Data records for software interfaces:
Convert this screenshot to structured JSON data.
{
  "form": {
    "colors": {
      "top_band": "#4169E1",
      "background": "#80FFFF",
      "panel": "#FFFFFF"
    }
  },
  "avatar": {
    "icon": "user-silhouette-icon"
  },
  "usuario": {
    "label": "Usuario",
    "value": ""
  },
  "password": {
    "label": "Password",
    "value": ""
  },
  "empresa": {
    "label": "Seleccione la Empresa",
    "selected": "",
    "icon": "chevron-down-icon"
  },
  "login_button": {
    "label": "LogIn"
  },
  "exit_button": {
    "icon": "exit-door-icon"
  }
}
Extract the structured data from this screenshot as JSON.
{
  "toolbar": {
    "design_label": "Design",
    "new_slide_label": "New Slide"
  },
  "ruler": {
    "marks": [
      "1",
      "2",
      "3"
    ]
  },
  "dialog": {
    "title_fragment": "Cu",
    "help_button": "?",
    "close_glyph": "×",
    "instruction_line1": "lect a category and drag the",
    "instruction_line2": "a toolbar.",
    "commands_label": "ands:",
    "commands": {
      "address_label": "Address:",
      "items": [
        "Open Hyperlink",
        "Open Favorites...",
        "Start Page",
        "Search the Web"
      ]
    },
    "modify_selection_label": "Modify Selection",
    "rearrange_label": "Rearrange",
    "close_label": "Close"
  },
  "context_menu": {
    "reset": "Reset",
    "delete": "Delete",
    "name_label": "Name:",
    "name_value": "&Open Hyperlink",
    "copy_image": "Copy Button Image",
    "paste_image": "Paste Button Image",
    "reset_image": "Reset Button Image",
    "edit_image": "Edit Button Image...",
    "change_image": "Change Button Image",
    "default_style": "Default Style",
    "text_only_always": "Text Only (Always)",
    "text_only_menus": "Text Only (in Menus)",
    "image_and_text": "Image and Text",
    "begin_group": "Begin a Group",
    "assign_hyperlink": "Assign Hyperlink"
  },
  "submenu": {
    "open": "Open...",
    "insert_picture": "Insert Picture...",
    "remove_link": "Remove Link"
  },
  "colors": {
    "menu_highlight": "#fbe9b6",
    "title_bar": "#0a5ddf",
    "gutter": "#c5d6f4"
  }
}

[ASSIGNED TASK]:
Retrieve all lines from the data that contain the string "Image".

[REPLY TO THE TASK]:
    "copy_image": "Copy Button Image",
    "paste_image": "Paste Button Image",
    "reset_image": "Reset Button Image",
    "edit_image": "Edit Button Image...",
    "change_image": "Change Button Image",
    "image_and_text": "Image and Text",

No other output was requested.